> Dataset rows for apps and sites:
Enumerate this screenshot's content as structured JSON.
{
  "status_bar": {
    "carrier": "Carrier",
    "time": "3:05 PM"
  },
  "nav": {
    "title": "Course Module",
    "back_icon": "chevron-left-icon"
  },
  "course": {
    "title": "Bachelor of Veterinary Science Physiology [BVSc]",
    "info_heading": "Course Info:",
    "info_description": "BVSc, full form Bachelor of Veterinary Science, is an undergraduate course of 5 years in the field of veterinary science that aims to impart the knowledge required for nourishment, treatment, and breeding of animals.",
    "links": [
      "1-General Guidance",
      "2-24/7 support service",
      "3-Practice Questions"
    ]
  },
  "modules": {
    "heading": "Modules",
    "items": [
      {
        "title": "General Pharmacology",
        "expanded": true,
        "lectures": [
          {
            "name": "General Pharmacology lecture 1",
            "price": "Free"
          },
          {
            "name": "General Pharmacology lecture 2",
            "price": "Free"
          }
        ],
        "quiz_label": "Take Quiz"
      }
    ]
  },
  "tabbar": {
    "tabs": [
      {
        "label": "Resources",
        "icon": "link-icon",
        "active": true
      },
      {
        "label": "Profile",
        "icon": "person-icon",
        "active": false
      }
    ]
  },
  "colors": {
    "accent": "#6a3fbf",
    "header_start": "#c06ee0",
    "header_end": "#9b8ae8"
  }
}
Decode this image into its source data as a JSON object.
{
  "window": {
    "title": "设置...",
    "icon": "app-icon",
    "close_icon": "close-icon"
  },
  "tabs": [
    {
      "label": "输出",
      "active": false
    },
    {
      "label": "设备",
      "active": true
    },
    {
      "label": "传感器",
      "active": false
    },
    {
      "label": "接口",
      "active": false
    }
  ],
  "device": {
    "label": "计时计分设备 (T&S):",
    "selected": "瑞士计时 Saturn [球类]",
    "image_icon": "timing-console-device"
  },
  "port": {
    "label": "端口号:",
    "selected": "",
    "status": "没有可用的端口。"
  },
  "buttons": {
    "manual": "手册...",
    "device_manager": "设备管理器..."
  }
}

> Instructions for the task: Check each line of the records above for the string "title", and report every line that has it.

> Expected output:
    "title": "Course Module",
    "title": "Bachelor of Veterinary Science Physiology [BVSc]",
        "title": "General Pharmacology",
    "title": "设置...",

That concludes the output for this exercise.